Luckily, there are things you can do to help your dog to build up strength in its back legs and help them stay active.
How to Help an Old Dog Regain Leg Strength
Introduce a dog wheelchair into its daily routine
A dog wheelchair supports a dog’s back legs allowing them to stand in a natural upright position. Additionally, mobility carts reduce the pressure a pet places on its hind end, making it easier for them to move, which is vital for a senior dog’s health. When a dog becomes sedentary, they are at risk for rapid weight gain and muscle loss. Both of which are incredibly challenging to correct in older dogs. Age-related mobility loss may never be completely reversed in an older dog, but exercise can help slow the progression of the weakness. Therefore, a dog wheelchair is critical in keeping a senior dog active. Through continued exercise, an older pet can maintain a healthy weight, avoid obesity, and lessen muscle loss while improving their overall quality of life.
Taking your dog for a walk is a great way to help them regain strength in its back legs. An older dog may not have the stamina it had when it was younger. A wheelchair is a great way to give your dog support on their daily walk.
Keep your dog healthy
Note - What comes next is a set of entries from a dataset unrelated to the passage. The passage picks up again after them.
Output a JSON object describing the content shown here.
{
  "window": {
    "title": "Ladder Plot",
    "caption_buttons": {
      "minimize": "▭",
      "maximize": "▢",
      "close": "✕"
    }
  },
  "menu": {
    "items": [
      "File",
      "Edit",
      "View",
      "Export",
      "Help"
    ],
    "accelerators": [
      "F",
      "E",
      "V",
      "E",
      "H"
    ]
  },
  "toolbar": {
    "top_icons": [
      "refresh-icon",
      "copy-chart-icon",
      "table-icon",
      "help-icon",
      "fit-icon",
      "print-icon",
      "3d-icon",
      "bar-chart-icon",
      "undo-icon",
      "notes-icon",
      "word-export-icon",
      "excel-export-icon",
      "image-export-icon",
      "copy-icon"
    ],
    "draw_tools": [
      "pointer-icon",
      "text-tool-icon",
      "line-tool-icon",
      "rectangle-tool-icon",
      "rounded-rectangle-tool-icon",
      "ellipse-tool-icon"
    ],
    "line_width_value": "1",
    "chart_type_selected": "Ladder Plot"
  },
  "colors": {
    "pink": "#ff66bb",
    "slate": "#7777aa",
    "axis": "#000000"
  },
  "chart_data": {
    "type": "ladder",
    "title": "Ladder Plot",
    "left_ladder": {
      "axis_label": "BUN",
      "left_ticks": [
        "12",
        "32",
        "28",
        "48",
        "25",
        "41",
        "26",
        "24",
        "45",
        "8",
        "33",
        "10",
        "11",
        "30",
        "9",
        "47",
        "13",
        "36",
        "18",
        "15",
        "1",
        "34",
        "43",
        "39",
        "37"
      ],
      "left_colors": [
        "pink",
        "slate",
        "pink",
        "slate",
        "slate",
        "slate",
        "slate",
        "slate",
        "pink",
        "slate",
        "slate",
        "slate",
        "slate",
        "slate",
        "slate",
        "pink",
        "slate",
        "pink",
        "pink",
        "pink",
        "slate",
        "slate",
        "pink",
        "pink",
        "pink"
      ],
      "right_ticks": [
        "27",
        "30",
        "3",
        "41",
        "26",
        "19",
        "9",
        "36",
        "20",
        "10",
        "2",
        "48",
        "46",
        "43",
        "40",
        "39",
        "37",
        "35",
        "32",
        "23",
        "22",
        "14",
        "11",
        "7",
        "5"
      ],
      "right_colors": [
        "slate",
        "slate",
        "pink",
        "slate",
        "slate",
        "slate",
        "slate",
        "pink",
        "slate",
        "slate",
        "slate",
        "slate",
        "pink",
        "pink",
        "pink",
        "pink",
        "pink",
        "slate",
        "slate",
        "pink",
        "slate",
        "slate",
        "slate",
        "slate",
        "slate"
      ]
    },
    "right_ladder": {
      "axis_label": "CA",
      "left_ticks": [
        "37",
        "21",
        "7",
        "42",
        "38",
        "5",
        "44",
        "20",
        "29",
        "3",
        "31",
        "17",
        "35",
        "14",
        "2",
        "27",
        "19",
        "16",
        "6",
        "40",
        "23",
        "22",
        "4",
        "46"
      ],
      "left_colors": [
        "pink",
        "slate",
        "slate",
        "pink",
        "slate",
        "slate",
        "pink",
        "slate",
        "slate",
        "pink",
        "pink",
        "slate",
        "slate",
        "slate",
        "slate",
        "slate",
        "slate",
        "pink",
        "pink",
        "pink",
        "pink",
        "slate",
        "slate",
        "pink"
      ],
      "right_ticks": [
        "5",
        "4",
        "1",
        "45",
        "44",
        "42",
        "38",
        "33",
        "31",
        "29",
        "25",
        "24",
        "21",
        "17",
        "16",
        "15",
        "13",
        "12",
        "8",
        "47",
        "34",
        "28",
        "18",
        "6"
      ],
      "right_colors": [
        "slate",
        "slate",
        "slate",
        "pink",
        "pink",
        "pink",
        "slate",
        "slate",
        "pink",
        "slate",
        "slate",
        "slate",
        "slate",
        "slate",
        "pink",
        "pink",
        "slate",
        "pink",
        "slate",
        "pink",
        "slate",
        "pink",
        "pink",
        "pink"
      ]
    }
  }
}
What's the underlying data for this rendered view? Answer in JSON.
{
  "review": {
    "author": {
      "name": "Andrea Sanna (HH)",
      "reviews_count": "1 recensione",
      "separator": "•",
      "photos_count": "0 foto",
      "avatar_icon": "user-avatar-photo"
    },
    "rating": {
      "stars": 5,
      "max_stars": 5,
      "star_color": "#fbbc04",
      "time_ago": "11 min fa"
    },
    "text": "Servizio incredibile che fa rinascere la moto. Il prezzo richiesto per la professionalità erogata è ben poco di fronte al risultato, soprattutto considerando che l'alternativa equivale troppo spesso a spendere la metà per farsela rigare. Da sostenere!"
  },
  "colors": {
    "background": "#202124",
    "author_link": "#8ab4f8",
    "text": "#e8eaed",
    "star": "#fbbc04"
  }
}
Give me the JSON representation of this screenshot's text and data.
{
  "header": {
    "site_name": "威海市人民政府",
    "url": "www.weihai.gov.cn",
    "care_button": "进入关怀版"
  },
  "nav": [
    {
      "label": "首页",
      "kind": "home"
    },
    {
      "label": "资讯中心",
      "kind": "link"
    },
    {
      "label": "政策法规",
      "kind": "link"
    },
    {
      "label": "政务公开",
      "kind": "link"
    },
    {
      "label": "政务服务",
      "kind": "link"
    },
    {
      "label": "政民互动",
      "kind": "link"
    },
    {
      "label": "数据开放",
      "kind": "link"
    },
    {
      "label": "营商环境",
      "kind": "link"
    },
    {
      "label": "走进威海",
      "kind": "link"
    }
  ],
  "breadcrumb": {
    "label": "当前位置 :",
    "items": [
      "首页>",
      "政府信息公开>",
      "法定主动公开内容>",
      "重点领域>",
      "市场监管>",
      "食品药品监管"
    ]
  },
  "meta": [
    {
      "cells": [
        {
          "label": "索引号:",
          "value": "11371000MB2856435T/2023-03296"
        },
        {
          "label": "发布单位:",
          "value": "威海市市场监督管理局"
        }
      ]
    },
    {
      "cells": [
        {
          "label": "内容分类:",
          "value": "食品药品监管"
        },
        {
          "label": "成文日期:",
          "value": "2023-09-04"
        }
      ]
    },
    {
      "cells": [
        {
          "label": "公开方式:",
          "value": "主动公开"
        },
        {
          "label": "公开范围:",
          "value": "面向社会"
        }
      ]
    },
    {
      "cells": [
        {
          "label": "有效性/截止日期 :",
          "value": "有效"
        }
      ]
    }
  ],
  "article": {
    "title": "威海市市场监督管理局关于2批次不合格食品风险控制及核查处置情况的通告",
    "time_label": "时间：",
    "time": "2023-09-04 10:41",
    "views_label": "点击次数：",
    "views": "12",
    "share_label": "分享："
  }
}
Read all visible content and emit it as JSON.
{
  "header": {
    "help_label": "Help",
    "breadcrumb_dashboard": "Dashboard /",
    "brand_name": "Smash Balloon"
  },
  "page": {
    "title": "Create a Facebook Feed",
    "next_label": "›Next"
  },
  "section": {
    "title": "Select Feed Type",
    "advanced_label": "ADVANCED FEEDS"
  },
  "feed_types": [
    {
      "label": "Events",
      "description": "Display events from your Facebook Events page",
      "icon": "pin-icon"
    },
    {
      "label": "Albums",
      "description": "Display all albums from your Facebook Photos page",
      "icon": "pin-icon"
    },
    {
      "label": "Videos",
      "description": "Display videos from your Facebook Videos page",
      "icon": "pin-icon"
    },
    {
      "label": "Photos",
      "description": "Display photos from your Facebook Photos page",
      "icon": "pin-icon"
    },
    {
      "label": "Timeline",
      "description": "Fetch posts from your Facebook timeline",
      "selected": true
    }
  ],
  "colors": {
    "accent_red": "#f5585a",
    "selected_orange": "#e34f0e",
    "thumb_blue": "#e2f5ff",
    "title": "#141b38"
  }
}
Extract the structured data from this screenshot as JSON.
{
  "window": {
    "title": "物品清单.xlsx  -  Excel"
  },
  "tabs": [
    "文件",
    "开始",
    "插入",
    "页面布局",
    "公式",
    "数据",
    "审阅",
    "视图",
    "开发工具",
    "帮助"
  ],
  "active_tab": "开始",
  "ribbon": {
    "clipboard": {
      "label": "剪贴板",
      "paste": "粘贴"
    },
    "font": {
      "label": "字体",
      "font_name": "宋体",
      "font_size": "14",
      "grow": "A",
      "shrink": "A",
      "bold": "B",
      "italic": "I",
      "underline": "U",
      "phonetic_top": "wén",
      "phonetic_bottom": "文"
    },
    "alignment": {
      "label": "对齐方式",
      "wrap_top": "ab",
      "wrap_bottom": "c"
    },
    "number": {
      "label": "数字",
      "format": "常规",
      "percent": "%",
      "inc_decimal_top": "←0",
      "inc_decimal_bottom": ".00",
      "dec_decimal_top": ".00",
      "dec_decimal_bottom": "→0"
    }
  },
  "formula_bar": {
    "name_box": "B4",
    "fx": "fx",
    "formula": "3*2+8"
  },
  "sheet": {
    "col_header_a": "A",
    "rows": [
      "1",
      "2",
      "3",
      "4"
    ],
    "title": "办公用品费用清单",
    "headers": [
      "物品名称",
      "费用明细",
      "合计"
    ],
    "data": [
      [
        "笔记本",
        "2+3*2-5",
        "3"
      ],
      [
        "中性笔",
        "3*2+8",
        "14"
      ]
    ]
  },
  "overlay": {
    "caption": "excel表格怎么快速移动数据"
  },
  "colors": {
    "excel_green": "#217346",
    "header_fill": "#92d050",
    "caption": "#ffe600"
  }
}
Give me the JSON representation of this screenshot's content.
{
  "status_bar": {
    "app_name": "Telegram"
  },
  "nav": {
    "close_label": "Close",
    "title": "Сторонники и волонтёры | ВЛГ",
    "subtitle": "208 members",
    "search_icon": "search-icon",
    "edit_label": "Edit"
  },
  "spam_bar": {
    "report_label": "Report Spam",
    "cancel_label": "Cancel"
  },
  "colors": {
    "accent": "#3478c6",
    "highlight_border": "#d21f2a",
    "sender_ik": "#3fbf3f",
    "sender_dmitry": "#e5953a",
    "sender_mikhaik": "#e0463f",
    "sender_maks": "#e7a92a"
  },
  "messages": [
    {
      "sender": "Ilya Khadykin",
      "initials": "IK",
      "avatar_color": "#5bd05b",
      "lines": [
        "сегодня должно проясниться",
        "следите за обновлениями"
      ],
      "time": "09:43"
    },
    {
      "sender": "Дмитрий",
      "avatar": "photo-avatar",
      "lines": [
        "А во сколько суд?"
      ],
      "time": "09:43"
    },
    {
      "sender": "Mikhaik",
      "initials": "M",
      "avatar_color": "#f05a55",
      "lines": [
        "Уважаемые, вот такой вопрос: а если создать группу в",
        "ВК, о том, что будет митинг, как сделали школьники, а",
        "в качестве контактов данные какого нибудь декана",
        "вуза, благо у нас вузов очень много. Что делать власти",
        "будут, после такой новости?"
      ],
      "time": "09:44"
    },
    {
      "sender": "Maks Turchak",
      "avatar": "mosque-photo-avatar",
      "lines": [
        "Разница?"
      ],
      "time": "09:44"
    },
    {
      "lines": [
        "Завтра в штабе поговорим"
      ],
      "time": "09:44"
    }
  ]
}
Annual wellness checks are critical as a dog gets older, many vets will recommend their older clients come in twice yearly. During a wellness exam, the vet is able to detect early signs of various geriatric conditions, assess the dog’s overall health, and ensure that the dog is still stable. In addition, checkups are vital to catching disease and mobility loss at the earliest stages when they are the most easily treated. Finally, for older dogs who have already shown signs of weakness, regular veterinary visits give your vet time to check your dog’s progress and watch for signs of worsening (or improvement).
Another important step to keep a senior dog healthy is keep them at a healthy weight, which can mean losing weight in an overweight dog or gaining weight if necessary. Weight fluctuations are typical in older dogs, but feeding seniors the right food (and the right amount) can improve their health and mobility. Talk to your veterinarian about your best friend’s dietary needs and whether or not a daily joint supplement would be beneficial.
Physical therapy aims to reduce a dog’s pain, improve mobility, and rebuild hind leg strength. However, it’s important to know that rehab is a slow process and takes patience and time to see results.
A wide variety of exercises and techniques can help senior dogs, including massage, hydrotherapy, laser therapy, acupuncture, and structured exercise, to name a few. Your dog’s canine rehab practitioner will develop a plan that will include different therapeutic modalities combined with stretching and strengthening exercises catered to your dog’s condition. There is no “one size fits all” when it comes to rehabilitation – each case is different, and every dog will need a different treatment plan.
Swimming is a low-impact exercise that is highly beneficial for older dogs. When a dog swims, the water makes them buoyant, allowing it to move easily without pain or straining its joints.
Your Dog’s Mobility Matters
Improving a senior dog’s mobility matters. With the addition of a dog wheelchair, an inability to walk unassisted no longer means a dog needs to be put down. By combining proper veterinary care, with rehabilitation and a dog wheelchair, a dog can help your best friend to regain its leg strength and live a long, happy (and active!) life.